(VATICAN ENQUIRER) OTTAWA – Following the passage of bill C-24, the Strengthening Canadian Citizenship Act, which gives the government powers to revoke citizenship and deport recent immigrants who have been convicted of serious crimes, an Ojibwa First Nation tribe has filed a lawsuit under the act to deport all white people from Canada.
“As the government has said, citizenship in Canada is a privilege and not a right,” said tribe leader Harold Foxwood. “We have determined it is in the best interests of the safety of all true Canadians for you to go back where you came from.”
Foxwood subsequently clarified the tribe’s legal position. “The Act clearly states that recent immigrants who commit crimes against the state can be deported. By my people’s standards the few hundred years white Europeans have been here is very recent. As for the committing crimes part, really? You know what you white guys did.”
Justice department spokesperson Ian Kinsler said the government originally intended to fight the lawsuit, but had to admit the tribe had a winning argument.
“We kind of got hoisted on our own petard here. Not going to lie, we were originally going to use this act to deport muslims for minor crimes and sketchy connections to accused terrorist sympathizers. But they got us good with this one. Oh well.

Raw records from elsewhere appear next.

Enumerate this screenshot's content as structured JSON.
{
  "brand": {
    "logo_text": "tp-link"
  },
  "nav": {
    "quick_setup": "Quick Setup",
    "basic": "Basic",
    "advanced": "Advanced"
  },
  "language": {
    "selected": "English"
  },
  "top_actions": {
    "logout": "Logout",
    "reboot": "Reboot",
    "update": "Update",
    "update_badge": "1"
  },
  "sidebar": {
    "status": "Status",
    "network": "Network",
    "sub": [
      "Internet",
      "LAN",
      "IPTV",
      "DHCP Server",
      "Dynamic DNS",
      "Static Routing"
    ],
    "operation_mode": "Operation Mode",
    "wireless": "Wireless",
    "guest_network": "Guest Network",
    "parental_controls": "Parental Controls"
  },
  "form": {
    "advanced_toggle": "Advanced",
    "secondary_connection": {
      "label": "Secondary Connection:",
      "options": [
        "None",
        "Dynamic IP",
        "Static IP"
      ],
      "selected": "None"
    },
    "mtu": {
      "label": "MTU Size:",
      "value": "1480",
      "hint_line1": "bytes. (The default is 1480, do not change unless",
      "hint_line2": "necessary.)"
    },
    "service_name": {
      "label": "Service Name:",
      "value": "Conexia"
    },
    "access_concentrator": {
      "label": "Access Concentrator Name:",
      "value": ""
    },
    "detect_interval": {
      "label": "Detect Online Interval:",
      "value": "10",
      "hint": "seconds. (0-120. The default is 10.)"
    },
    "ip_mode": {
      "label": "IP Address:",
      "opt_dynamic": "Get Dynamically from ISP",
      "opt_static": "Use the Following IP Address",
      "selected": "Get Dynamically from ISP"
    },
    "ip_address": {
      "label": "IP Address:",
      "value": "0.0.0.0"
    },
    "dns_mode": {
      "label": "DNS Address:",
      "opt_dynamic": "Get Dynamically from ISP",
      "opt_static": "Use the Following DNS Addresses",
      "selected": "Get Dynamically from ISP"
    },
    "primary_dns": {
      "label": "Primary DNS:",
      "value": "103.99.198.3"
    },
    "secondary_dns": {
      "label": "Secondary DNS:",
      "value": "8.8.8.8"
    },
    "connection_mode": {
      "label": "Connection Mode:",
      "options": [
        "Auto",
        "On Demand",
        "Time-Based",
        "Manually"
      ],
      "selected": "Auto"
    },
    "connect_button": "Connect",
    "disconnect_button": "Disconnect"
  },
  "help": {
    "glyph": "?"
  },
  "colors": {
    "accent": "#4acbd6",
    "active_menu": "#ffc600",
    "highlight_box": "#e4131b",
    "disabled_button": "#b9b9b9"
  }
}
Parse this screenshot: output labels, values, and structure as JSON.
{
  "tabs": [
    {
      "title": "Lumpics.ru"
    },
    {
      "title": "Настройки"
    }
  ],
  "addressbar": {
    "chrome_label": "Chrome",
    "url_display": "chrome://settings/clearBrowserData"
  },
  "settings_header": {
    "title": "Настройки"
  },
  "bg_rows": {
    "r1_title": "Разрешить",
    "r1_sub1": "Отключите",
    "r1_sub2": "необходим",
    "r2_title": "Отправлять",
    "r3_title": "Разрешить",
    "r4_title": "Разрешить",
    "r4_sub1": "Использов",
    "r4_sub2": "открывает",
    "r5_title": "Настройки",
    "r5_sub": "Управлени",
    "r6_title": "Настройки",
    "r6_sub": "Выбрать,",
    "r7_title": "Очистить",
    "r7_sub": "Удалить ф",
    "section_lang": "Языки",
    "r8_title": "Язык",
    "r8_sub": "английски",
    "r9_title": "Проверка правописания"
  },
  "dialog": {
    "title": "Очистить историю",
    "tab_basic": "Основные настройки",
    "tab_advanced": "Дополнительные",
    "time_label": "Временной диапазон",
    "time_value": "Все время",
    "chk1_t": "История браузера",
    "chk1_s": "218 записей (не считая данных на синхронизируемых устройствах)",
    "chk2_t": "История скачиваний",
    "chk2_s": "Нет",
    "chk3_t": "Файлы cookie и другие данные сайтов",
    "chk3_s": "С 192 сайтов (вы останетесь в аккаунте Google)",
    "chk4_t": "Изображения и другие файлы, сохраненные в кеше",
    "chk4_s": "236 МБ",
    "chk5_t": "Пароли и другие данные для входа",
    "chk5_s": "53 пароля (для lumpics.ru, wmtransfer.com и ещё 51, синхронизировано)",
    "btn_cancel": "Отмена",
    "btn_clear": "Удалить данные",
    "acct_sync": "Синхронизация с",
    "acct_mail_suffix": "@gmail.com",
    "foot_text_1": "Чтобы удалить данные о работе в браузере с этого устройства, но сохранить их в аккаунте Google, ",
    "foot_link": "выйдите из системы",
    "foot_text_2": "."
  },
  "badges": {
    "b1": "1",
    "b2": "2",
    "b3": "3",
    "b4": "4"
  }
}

I think I still have an aunt in Frankfurt.”
When asked why his tribe was not also moving for the deportation of more recent immigrants like Asian-Canadians and African-Canadians, Foxwood stated “meh. They seem cool.”